Which lines of the data below hold "Dateien"? Copy each of them.

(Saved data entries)

___

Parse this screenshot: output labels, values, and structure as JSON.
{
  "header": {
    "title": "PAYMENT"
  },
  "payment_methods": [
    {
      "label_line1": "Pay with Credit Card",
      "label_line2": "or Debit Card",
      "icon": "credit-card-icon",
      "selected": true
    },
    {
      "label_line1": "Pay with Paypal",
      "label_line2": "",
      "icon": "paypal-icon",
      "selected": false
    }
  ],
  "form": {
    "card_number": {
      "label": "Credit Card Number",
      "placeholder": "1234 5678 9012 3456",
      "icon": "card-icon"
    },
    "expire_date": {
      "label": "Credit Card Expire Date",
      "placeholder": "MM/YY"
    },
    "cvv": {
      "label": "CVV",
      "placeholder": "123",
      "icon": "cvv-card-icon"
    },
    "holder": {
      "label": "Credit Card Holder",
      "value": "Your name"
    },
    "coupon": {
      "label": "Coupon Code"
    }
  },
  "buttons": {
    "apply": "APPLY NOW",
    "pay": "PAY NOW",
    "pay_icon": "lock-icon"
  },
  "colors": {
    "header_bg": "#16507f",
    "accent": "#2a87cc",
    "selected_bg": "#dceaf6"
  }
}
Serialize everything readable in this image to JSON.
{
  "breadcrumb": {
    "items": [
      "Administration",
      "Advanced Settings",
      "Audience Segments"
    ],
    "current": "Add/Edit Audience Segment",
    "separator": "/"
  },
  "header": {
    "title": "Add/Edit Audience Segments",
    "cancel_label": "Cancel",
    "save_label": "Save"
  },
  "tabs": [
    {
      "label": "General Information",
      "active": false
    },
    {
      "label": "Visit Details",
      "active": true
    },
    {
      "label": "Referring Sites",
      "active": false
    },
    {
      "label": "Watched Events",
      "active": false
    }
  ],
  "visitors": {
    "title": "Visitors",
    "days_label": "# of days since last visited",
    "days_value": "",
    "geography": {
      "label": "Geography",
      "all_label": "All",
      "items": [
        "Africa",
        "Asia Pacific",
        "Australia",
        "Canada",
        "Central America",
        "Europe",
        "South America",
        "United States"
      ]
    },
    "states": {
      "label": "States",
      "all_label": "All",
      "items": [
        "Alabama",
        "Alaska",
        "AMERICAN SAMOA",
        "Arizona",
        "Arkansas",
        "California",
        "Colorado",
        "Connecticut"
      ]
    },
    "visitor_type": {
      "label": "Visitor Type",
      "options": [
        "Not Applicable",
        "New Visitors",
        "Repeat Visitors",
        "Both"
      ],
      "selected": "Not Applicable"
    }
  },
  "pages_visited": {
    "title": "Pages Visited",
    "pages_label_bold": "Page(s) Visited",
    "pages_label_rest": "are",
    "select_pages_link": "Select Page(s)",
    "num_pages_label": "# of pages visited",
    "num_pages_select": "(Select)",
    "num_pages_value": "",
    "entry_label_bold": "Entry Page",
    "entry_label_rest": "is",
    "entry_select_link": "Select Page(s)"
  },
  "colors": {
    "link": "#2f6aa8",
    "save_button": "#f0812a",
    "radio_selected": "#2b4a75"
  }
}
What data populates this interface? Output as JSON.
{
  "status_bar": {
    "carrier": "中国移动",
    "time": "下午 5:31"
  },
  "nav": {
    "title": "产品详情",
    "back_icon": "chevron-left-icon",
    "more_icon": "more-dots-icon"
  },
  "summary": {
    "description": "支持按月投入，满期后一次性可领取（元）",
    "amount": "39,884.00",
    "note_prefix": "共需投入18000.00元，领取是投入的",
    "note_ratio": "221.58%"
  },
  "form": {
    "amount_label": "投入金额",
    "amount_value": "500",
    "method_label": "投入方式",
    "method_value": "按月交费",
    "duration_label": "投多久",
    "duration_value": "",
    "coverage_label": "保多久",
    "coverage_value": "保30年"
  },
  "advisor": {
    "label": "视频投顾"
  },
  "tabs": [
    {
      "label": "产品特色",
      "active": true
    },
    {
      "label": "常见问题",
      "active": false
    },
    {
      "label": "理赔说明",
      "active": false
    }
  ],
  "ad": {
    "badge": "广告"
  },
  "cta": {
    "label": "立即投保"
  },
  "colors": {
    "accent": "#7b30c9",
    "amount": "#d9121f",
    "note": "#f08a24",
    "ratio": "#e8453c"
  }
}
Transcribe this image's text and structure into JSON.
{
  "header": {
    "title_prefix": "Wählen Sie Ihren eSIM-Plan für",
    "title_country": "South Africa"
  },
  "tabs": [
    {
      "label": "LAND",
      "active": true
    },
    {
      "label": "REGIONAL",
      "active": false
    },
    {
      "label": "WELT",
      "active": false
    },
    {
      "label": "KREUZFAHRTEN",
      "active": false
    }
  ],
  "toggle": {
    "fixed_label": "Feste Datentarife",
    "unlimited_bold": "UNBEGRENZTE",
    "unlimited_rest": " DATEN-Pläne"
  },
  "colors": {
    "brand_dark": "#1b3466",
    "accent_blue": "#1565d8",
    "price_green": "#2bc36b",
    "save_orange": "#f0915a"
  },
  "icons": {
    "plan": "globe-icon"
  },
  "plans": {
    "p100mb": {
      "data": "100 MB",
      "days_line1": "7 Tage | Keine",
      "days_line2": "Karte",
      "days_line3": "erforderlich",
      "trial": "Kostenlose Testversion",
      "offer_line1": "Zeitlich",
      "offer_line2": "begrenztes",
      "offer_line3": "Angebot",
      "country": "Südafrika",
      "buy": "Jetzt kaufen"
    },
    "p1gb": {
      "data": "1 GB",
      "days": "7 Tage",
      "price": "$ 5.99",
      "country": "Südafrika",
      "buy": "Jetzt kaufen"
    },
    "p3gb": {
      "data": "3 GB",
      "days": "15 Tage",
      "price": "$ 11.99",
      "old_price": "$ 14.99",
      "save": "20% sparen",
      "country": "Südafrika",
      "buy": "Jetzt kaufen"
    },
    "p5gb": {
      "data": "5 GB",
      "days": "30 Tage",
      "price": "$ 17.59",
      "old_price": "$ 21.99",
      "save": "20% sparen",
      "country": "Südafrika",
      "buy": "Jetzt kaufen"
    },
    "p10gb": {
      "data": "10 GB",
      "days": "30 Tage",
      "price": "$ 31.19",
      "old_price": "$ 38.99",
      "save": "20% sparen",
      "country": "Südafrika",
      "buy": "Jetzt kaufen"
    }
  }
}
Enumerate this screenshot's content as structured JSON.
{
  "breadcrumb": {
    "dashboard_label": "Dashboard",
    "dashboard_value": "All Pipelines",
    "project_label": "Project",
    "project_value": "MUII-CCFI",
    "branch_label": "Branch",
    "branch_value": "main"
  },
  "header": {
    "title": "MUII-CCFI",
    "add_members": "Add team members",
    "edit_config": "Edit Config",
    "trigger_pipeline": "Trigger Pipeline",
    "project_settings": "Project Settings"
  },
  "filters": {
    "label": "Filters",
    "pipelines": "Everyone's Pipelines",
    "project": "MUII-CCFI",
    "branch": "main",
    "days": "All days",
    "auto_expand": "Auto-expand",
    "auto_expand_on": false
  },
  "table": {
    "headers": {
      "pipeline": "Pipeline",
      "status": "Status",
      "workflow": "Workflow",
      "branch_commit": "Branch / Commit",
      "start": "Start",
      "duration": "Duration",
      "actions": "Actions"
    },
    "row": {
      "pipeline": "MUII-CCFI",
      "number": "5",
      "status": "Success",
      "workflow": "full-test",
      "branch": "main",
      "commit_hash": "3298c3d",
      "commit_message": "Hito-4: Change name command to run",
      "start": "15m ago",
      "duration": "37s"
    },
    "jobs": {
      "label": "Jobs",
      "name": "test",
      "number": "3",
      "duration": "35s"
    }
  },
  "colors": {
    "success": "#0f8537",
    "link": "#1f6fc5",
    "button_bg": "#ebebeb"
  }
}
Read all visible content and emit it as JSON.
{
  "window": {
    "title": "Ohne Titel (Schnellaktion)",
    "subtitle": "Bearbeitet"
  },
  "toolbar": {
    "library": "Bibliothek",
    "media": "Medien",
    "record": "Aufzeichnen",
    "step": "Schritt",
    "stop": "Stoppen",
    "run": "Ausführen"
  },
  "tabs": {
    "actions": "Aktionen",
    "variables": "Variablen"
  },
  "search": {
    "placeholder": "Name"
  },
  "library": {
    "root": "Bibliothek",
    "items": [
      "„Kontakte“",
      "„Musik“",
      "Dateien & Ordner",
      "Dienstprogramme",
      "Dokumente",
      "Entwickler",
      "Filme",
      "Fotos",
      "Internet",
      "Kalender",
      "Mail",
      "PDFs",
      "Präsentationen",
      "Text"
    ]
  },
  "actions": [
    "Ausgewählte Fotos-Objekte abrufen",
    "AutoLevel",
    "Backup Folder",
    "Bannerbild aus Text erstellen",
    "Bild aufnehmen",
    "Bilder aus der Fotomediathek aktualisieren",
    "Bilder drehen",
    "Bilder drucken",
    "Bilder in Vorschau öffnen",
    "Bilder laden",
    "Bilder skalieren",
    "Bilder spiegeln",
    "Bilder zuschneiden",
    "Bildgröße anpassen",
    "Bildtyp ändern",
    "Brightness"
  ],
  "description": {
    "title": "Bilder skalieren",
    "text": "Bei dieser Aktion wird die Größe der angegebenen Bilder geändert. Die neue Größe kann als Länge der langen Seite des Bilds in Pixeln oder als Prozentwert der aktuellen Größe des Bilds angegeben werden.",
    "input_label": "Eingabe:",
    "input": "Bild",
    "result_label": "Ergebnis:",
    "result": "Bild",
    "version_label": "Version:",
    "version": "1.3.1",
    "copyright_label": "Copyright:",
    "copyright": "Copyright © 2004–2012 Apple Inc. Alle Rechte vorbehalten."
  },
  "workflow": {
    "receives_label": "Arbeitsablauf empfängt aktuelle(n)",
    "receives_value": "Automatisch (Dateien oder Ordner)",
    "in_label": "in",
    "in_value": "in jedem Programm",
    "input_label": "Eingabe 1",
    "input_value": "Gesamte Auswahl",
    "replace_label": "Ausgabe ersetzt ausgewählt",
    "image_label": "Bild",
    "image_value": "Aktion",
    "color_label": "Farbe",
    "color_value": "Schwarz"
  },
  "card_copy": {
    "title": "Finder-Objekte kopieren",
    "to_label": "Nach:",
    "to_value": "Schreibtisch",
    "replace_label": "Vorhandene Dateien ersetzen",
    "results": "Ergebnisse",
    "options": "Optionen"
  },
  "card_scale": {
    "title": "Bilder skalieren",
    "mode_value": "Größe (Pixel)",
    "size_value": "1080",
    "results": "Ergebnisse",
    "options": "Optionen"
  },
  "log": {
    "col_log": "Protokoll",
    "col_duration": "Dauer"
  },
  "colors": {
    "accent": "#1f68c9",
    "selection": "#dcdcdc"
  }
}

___

§ Response for this exercise:
      "Dateien & Ordner",
    "receives_value": "Automatisch (Dateien oder Ordner)",
    "replace_label": "Vorhandene Dateien ersetzen",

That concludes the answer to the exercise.